> **Supplied information**
::::::::::

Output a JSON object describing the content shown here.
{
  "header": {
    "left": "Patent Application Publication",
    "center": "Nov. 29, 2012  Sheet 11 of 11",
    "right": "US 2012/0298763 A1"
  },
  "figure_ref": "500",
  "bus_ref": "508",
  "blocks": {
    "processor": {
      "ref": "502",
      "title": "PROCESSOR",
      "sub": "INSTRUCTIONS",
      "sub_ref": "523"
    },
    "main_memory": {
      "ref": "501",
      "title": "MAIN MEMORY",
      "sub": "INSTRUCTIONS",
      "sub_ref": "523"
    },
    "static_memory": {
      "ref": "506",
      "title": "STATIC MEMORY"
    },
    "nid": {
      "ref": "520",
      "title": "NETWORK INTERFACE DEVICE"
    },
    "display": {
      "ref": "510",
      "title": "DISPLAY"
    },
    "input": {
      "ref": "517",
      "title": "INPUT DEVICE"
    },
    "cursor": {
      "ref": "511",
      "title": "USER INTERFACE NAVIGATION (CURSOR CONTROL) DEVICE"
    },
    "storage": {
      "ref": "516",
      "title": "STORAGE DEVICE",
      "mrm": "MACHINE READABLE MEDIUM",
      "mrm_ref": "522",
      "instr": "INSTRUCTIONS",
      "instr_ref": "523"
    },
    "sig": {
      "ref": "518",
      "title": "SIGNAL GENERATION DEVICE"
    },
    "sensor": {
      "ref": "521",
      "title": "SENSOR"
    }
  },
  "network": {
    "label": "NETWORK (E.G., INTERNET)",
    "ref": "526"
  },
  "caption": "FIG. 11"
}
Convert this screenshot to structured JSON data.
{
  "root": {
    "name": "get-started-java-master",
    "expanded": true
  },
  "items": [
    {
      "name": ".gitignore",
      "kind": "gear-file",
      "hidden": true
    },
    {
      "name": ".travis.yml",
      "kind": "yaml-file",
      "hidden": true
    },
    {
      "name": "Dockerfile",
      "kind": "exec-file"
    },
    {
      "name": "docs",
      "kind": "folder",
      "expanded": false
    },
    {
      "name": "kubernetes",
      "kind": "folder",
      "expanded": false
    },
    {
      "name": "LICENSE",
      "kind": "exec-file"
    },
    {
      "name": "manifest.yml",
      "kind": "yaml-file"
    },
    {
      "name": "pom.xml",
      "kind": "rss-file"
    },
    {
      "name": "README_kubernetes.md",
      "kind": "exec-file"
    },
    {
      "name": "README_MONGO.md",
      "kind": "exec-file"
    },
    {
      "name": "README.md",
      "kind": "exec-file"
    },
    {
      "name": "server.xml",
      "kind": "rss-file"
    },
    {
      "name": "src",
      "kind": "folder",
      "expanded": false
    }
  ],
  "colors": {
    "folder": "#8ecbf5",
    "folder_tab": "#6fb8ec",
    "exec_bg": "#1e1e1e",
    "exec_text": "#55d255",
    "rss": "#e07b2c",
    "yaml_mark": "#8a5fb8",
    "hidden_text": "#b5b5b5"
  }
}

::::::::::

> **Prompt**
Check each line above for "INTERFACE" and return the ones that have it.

> **Response to this task**
      "title": "NETWORK INTERFACE DEVICE"
      "title": "USER INTERFACE NAVIGATION (CURSOR CONTROL) DEVICE"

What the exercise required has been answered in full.